**Exercise requirements**
Would you work out how many of the lines below hold "petal" and reply with nothing but the number?

(Website and app data records)
━━━━━━━━━━━━━━━━━━━━

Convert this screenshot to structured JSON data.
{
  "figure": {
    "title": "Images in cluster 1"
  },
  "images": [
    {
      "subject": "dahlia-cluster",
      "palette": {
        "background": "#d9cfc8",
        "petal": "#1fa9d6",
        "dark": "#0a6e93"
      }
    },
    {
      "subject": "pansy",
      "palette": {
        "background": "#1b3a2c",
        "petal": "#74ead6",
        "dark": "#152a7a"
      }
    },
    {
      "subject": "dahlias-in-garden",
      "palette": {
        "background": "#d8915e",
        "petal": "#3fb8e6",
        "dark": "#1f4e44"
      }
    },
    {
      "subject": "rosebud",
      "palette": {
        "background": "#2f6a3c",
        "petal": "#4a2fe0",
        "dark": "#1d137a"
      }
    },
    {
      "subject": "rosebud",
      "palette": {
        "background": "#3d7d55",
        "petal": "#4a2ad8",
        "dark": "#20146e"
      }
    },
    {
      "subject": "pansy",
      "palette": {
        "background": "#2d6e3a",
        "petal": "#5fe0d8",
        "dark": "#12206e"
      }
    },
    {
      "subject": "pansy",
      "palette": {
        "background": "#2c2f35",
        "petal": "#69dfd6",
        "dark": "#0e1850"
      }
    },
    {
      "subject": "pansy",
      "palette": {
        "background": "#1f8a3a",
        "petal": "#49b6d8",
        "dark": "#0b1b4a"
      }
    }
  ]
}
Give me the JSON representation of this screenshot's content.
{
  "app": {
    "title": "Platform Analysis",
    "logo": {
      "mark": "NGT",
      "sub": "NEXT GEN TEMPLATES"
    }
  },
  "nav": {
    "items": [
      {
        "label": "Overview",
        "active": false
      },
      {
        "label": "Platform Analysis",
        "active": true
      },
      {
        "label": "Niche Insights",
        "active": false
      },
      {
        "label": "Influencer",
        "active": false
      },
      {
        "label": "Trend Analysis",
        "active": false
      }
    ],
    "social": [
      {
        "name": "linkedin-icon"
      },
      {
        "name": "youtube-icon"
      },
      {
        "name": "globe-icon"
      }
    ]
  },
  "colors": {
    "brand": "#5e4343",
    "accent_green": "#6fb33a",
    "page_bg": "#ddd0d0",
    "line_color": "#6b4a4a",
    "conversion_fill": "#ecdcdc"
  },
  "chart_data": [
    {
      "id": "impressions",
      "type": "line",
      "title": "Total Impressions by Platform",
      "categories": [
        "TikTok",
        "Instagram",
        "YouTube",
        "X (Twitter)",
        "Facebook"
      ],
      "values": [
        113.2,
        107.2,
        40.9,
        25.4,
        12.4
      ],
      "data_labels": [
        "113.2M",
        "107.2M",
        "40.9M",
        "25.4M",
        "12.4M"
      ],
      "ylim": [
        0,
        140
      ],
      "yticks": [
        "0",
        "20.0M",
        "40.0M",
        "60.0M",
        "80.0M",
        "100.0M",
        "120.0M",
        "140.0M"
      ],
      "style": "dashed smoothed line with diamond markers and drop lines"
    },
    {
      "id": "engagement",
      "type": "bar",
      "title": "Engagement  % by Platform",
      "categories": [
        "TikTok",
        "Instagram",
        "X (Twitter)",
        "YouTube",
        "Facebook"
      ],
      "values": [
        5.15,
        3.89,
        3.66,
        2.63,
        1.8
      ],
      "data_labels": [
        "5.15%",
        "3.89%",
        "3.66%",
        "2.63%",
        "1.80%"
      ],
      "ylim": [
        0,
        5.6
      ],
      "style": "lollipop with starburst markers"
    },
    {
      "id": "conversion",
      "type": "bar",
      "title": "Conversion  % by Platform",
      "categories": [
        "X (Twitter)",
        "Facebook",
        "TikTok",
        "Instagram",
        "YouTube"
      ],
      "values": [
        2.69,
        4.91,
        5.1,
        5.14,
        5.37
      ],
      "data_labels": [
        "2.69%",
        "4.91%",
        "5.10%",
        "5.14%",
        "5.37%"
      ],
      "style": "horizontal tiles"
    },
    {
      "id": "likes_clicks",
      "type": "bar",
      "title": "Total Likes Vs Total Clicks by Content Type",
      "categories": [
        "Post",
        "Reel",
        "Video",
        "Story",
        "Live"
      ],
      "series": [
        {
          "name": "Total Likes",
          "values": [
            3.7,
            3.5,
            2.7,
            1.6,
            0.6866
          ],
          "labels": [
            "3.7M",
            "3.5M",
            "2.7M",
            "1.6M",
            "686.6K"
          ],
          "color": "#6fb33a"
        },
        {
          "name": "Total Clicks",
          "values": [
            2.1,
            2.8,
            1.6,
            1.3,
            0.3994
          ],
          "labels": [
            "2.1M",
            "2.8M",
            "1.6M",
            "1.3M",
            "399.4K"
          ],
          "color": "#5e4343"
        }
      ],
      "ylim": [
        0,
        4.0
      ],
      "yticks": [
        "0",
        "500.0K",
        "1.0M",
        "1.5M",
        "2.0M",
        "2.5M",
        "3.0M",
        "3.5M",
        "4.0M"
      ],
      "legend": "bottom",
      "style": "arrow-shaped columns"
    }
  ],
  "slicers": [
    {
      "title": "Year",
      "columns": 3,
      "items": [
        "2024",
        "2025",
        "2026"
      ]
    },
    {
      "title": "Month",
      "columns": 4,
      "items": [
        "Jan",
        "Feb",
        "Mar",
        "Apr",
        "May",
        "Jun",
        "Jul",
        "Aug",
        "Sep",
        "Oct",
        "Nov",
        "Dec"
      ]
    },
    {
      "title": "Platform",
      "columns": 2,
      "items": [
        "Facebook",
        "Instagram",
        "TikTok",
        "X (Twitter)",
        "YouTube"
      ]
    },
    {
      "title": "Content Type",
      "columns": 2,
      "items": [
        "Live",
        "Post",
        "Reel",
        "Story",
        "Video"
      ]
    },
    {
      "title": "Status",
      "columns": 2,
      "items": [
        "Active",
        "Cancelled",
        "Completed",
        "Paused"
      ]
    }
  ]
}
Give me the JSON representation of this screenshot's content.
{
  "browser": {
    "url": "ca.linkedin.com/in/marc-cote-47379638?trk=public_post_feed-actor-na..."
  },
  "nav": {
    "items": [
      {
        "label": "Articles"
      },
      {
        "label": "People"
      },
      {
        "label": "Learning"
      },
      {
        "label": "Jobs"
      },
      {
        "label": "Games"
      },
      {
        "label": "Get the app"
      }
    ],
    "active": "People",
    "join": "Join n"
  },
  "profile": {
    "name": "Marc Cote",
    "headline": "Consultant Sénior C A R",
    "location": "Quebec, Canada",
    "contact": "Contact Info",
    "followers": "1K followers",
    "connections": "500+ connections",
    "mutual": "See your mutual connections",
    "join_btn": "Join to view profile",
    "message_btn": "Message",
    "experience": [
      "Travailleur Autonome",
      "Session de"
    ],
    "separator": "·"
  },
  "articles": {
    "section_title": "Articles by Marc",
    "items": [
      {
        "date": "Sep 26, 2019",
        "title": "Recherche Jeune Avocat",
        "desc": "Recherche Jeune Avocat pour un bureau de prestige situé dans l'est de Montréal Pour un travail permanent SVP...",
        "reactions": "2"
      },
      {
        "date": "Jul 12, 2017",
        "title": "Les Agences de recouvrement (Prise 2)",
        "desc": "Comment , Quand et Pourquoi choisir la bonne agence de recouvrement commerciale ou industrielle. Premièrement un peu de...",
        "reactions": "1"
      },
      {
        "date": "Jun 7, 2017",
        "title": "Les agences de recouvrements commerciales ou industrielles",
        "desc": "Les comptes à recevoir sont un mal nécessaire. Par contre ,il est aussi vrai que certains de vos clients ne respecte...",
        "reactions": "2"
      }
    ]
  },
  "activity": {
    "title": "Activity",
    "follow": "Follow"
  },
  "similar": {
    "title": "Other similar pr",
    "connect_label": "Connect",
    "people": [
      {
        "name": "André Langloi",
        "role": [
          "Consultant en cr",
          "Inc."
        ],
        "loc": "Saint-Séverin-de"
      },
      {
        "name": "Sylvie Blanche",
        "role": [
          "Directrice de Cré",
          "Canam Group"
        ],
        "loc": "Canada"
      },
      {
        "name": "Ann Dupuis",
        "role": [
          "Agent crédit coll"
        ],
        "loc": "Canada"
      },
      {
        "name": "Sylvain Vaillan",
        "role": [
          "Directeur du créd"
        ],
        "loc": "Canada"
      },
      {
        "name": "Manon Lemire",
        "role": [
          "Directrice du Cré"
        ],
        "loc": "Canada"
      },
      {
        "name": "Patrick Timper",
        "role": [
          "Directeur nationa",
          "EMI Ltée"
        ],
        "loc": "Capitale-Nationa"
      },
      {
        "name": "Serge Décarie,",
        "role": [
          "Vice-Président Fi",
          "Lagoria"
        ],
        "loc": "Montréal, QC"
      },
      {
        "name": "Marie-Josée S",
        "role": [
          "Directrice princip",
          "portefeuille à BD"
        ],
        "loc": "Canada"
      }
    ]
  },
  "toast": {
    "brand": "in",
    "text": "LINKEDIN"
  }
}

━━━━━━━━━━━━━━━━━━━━

**Answer section**
8